Check this out: Nocturnal Panic Attacks: The Causes and Treatments
Helping with generalized anxiety disorder is an important task
Generalized anxiety disorder can be difficult to diagnose. The symptoms are not focused on one single issue. Also, nervousness is often moderate, chronic, and there are no panic attacks. Generally speaking, it’s a feeling of concern that we all have sometimes.
However, there are differences with ordinary worry. This is less serious, and you can put it aside to take care of other more immediate things.
On the other hand, generalized anxiety disorder is hard to control, and it often starts without an apparent cause. While some GAD patients can describe what makes them nervous, others can’t.
Many people with this disorder have lived with symptoms for years without seeking professional help. In these cases, it might be because their case is so severe. However, clinical care is essential to achieve well-being.
All cited sources were thoroughly reviewed by our team to ensure their quality, reliability, currency, and validity. The bibliography of this article was considered reliable and of academic or scientific accuracy.
- American Pshychological Association. APA Dictionary of Psychology: generalized anxiety disorder [Internet]. American Pshychological Association, 2021. 8 de marzo de 2021: https://dictionary.apa.org/endogenous-depression

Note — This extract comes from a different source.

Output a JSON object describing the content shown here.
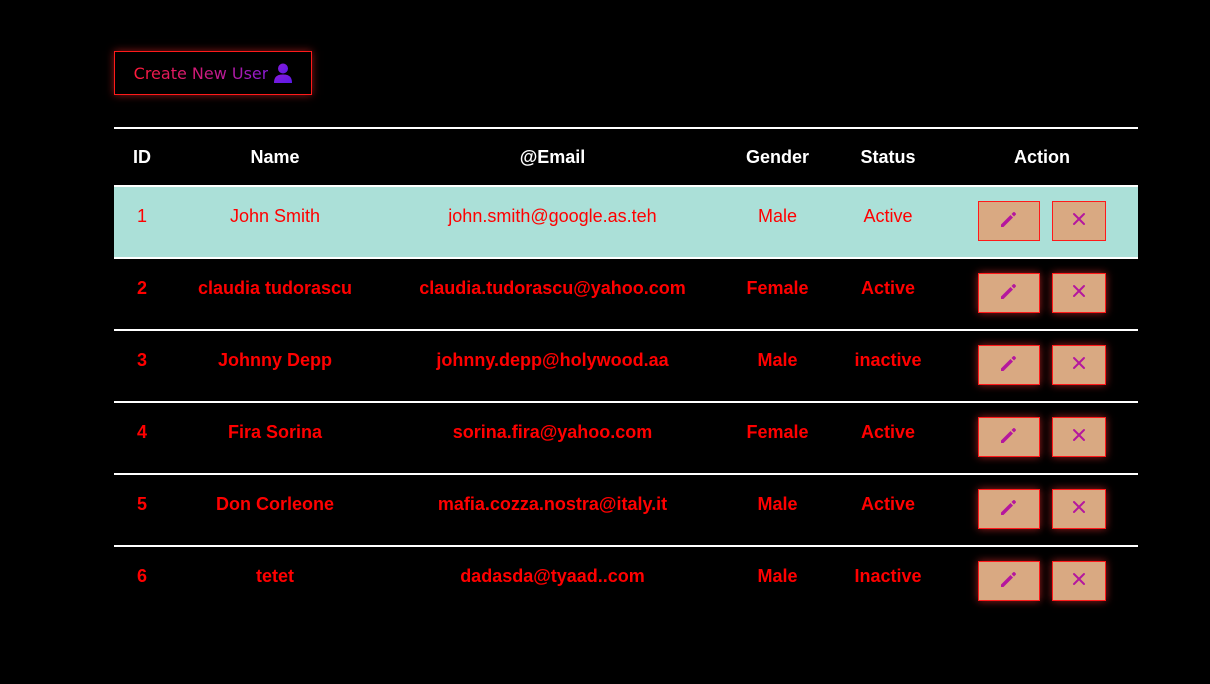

- Amercian Psychiatric Association. Manual diagnóstico y estadístico de los trastornos mentales DSM 5. Quinta Edi. London: Amercian Psychiatric Publishing; 2013. 222-226 p.
- Capafons, Antonio, Tratamientos psicológicos eficaces para la ansiedad generalizada. Psicothema [Internet]. 2001;13(3):442-446. Recuperado de: https://www.redalyc.org/articulo.oa?id=72713309
- Marrero Quevedo Rosario J., Carballeira Abella Mónica. El papel del optimismo y del apoyo social en el bienestar subjetivo. Salud Ment [Internet]. 2010; 33( 1 ): 39-46. Disponible en: http://www.scielo.org.mx/scielo.php?script=sci_arttext&pid=S0185-33252010000100005&lng=es.
- Morrison J. DSM-5. Guía para el diagnóstico clínico. Manual Moderno, editor. México; 2013. 191-193 p.